Remains of the Corps
Will Remain is a fictional author. He is a third-generation Marine and a veteran of the war in Vietnam. He is writing a trilogy that will be the first multigenerational account of a Marine Corps family, chronicling his own family’s service and lives over a sixty-year period and through four wars. His work is titled The Remains of the Corps: A Marine Family History. Book I of the trilogy is titled Eagle, and Books II and III will be titled Globe and Anchor, respectively. Offered here for your consideration is the Prologue to and Chapter 1 of Eagle. Readers are encouraged to provide feedback on the material presented. In the Prologue (1,900 words), Will Remain provides, through excerpts from his personal journals, the back story on how he came to write The Remains of the Corps. In Chapter 1 (29,000 words), Will’s grandfather, Kenneth Remain, rises from the poverty of his youth to attend Harvard College where he befriends two people, the born to the purple Lawrence Blakeslee and Lawrence’s beautiful sweetheart, Kathleen Mulcahy, both of whom will greatly impact Kenneth’s life.
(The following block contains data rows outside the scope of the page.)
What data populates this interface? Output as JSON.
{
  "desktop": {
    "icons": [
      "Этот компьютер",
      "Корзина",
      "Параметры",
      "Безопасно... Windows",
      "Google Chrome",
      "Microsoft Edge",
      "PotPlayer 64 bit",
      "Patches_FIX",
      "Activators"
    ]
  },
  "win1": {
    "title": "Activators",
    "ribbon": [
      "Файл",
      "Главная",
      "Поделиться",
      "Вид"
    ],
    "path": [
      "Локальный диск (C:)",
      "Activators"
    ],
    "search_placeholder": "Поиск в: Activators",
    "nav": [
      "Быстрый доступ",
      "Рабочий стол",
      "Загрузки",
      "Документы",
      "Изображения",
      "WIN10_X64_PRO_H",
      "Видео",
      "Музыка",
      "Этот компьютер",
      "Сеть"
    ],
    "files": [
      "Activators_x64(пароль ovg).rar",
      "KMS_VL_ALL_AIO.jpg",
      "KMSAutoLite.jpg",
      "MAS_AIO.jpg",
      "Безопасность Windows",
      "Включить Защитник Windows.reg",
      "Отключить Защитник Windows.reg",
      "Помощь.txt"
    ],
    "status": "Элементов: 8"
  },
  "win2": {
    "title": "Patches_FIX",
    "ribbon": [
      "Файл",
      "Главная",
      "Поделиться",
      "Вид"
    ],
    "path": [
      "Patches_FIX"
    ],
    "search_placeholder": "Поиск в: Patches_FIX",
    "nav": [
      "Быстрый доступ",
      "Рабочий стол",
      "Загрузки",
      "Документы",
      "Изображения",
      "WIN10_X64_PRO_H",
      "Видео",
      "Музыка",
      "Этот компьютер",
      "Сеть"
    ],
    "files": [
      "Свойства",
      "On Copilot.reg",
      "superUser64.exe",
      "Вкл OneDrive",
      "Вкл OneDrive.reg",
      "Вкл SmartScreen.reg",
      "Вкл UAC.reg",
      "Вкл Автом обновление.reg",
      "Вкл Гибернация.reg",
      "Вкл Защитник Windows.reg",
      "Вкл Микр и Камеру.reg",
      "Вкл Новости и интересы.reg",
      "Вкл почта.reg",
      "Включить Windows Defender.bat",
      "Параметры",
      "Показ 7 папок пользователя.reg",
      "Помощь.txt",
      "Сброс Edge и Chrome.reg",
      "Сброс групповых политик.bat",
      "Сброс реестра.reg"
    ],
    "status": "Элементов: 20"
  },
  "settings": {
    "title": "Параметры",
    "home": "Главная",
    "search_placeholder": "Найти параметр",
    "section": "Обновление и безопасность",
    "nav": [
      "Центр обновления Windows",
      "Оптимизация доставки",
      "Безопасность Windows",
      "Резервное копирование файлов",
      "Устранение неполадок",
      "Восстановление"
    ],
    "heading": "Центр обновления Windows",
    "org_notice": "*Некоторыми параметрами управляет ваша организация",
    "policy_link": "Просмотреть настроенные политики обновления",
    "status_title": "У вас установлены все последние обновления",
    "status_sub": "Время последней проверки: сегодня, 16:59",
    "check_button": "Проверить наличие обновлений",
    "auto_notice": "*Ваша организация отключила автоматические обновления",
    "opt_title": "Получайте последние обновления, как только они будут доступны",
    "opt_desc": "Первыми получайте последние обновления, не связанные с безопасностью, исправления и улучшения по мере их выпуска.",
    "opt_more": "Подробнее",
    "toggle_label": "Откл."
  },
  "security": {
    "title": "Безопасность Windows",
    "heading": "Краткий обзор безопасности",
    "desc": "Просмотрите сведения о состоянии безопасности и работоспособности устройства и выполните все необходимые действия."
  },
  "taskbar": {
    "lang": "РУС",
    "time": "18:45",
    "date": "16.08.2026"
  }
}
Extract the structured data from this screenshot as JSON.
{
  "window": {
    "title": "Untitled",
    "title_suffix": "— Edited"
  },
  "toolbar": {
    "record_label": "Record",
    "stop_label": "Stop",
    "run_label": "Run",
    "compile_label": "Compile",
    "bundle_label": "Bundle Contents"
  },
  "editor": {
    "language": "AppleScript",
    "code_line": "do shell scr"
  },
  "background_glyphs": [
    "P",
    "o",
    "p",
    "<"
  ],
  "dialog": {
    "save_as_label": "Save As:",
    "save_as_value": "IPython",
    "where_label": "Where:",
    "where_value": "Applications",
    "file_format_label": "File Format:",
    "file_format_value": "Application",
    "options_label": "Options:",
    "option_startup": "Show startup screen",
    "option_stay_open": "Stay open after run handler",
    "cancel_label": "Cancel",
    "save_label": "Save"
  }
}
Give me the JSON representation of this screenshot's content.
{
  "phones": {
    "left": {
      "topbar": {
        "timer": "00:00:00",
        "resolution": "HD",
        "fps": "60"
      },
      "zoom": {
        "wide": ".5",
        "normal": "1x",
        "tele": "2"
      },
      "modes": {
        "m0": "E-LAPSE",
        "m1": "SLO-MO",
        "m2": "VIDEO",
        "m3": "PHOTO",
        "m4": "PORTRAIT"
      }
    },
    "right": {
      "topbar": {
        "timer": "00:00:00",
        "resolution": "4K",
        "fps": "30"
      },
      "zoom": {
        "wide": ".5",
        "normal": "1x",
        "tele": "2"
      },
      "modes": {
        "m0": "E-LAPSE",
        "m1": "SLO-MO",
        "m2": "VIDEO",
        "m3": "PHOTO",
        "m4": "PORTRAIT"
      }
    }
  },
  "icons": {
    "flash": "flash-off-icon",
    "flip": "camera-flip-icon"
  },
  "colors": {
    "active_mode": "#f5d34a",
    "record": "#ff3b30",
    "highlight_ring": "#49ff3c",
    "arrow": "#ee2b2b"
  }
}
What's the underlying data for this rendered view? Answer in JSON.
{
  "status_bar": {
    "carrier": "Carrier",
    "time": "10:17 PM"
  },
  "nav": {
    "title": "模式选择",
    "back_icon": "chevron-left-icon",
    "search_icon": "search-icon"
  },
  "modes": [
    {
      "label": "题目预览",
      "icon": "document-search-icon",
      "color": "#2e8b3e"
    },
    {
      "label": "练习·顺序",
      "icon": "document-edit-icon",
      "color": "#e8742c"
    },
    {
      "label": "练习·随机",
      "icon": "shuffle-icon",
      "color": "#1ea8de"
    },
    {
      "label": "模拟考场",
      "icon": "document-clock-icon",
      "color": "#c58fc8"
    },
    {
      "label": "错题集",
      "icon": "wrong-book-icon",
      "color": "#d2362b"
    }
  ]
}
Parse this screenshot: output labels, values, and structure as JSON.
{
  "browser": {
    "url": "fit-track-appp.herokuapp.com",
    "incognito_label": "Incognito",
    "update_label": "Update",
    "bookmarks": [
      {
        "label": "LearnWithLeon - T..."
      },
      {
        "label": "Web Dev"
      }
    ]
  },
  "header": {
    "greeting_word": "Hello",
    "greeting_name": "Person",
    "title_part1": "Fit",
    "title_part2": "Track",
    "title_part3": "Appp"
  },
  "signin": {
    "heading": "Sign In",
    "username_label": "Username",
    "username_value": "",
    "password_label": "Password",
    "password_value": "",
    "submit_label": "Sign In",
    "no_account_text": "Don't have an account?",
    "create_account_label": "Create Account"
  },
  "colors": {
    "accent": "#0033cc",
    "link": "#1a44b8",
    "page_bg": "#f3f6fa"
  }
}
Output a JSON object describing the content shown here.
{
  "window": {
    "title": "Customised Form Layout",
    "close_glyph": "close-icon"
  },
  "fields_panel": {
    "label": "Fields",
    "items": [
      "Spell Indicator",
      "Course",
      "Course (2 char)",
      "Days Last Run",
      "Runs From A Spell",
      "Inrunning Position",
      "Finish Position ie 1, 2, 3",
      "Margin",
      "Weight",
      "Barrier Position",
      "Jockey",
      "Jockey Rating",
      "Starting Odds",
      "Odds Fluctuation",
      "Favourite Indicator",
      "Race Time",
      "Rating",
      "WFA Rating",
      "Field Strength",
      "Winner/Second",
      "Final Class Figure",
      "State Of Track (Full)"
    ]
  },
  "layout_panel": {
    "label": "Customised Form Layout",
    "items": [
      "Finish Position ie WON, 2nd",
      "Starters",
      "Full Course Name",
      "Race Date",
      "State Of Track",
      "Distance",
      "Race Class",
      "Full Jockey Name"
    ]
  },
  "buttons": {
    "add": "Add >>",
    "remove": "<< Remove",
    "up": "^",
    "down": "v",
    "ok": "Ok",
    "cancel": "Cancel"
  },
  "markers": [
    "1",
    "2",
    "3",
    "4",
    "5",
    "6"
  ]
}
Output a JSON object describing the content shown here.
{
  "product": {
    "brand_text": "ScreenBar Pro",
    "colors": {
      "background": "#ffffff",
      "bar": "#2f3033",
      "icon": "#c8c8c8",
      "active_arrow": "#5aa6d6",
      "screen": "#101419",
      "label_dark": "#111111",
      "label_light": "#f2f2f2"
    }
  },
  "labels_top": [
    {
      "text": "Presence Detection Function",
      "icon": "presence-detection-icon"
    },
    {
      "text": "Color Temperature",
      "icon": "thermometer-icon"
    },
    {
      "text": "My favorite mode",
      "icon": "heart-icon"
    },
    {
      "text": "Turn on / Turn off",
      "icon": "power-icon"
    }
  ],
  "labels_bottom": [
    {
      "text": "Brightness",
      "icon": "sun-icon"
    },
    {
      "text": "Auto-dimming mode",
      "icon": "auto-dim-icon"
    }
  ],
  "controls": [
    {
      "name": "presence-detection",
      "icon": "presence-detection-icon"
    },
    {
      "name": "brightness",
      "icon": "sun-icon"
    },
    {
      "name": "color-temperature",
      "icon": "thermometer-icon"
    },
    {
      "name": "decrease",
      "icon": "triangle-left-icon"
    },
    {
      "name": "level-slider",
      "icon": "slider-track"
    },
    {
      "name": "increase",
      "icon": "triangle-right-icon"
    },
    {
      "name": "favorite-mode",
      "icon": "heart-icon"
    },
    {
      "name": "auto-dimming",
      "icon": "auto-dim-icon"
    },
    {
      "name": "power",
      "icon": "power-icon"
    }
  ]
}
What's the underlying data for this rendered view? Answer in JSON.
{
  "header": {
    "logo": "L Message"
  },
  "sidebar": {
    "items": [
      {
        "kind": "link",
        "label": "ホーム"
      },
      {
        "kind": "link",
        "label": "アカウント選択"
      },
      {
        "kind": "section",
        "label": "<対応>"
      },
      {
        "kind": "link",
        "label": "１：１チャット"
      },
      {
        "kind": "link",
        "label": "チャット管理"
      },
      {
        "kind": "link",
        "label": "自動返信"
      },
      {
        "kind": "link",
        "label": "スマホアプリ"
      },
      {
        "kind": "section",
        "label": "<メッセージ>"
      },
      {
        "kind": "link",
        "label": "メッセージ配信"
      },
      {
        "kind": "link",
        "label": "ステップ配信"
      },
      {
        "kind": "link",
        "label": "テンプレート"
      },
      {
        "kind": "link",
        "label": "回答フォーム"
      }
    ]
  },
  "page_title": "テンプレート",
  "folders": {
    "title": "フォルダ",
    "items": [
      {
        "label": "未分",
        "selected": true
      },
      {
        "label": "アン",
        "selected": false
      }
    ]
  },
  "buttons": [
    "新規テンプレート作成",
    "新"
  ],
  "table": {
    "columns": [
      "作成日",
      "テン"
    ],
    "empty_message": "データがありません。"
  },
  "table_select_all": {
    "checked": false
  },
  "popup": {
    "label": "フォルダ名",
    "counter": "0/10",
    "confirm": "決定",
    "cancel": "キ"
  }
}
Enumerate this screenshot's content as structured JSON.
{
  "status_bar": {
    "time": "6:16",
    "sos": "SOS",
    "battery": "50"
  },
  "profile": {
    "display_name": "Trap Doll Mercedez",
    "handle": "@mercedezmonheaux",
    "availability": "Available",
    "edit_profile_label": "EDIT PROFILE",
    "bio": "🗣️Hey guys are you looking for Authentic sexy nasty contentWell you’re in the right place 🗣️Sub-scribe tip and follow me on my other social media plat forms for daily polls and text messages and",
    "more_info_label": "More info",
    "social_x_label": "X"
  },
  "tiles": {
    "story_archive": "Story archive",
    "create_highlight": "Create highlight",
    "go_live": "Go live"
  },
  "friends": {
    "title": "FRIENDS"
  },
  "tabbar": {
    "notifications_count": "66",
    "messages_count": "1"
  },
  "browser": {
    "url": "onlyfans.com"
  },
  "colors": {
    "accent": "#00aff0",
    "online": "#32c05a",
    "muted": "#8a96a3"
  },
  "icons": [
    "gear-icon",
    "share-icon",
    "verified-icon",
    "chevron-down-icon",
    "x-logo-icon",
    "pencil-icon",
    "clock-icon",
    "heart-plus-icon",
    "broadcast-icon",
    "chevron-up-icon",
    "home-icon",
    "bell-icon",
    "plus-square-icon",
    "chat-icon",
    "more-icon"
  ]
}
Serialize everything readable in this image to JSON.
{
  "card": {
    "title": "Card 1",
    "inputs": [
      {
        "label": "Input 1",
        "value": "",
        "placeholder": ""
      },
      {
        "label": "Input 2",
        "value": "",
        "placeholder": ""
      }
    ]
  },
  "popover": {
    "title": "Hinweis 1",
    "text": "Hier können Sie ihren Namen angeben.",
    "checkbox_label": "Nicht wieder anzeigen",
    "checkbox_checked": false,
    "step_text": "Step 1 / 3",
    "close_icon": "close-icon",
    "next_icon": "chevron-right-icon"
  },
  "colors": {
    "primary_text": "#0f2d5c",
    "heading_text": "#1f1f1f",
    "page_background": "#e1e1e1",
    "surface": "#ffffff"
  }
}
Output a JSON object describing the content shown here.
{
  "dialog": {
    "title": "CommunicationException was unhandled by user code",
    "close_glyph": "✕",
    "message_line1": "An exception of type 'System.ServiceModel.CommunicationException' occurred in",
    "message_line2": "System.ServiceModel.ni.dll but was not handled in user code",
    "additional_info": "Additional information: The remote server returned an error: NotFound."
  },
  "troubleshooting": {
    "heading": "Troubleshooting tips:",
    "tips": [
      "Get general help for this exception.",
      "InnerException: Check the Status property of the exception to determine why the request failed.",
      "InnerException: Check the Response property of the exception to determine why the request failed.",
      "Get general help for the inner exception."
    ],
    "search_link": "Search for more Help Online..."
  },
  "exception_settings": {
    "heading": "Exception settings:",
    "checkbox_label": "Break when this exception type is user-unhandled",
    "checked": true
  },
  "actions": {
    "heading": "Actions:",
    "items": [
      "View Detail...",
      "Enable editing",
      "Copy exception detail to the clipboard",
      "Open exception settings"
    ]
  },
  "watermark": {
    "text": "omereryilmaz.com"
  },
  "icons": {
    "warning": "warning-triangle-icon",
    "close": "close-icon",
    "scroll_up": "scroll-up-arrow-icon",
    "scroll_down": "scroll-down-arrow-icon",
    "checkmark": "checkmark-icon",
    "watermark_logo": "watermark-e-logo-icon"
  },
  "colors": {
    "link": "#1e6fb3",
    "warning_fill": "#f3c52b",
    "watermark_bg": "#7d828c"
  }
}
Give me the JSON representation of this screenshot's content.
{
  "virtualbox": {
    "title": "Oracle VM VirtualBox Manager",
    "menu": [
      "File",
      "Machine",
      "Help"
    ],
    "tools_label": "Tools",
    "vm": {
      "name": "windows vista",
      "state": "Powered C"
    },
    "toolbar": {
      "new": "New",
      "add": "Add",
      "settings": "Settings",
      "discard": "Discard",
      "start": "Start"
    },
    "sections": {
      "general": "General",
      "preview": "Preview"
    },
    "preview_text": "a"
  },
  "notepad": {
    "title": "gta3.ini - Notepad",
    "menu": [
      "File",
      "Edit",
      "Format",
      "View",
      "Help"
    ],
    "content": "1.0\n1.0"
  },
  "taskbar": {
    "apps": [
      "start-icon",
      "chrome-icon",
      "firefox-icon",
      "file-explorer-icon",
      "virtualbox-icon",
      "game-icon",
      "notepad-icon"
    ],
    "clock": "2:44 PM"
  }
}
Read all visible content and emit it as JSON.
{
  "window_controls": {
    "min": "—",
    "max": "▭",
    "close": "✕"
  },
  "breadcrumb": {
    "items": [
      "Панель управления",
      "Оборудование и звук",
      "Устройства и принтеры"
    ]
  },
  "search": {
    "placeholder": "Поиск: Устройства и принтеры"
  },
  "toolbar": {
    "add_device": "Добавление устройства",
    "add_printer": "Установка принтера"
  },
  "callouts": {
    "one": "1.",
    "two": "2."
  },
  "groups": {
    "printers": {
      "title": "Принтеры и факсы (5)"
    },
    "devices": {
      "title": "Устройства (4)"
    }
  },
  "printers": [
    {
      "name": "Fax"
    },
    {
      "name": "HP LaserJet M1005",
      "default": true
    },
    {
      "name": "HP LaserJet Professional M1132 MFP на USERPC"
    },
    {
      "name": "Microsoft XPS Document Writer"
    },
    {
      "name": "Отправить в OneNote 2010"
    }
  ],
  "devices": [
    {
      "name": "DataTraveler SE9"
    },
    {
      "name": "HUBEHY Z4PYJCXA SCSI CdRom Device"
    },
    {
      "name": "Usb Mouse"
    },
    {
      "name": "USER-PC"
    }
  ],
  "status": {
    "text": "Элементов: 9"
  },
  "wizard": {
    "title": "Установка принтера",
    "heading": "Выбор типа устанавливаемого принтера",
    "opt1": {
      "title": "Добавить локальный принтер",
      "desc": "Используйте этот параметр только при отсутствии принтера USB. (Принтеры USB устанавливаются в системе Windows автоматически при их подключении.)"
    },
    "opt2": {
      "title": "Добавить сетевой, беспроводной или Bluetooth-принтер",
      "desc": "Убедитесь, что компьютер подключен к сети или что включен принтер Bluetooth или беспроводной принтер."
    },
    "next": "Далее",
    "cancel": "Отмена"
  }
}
Kenneth’s early story is told against the backdrop of historic Harvard College during the period 1913 to 1917, as war rages in Europe and Harvard students are heading off to the war by the hundreds, while America is still debating its role in the conflict. Since he was a youth, Kenneth has wanted to be a part of a great crusade. He has also long been enamored of the United States Marines and enlists as an officer in the Corps, triggering events that will have enormous repercussions on two families for generations to come.
Will Remain is a pseudonym for Tom Hebert, a second-generation Marine and a veteran of the war in Vietnam. Tom is also the author of Notes on Once An Eagle, a non-fiction work (cliff-notes style) on Anton Myrer’s classic novel Once An Eagle.
The Remains of the Corps has been in development for more than three years. Tom takes his writing very seriously. Prior to writing the novel’s first words, he completed comprehensive inventories of applicable vocabulary, clichés, and slang. He also studied literary devices, making significant use of alliteration, allusion, anagram, assonance/consonance, characterization, cliché, conflict, dialect, epigraph, flashback, foreshadowing, imagery, irony, personification, metaphor, mood, motif, repetition, quotation, setting, simile, style, vocabulary, and vocabulary of the period. He also employed: comic relief, euphemism, idiom, onomatopoeia, oxymoron, and symbolism. To ensure the authenticity of this work of historical fiction, he thoroughly researched Marine Corps history and, for the period encompassing the early 1900s, the cities and people of Boston, Worcester and Cambridge, as well as Harvard College.
The Remains of the Corps is dedicated “To every American, past and present, who claimed the title of United States Marine.”
This is a clever concept. Will Remain is the fictional author of a trilogy of books about three generations of Marines -- literally, the Remains of the Corps. This first volume, Eagle, begins the adventure. It's well-researched and does all the things that historical fiction is supposed to do. However, it goes a step further, using literary techniques to create something that is richer and more complex -- and as ambitious as To Kill a Mockingbird.
Eagle focuses on the relationship of two young men in Harvard in the months before the United States entered World War I. Like college students throughout the eons, they have their own lingo, a fixation on sports (in this case rowing), a tiered social structure, and a reverence for tradition. Like many boys turning into men, the main characters -- Kenneth and Lawrence -- find comfort in each other's company, are in love with the same woman, and come from different family circumstances. And, like generation after generation of idealistic young males searching for adventure, they decide to join the Marines for the best and worst of reasons. Kenneth sees it as a chance to compete ... to prove himself in a world that requires proof of quality. Lawrence sees it as a way to expand his already expansive perspective.
As a mother and historian, I want to say -- no, wait -- you are young, life is too precious to risk it for such shallow reasons -- for any reason. But young men never listen to mothers -- they must chase their romantic notions about war -- it's a result of throbbing testosterone and media lies (in this case literature) -- and the needs of the nation in question. Mothers' fears never win out. Clearly, Thomas Hebert's story raised the hairs on my arms and tore at my soul. I look forward to the next volume in his trilogy--but with a heavy heart.
Reviewed by: Joyce Faulkner (2012)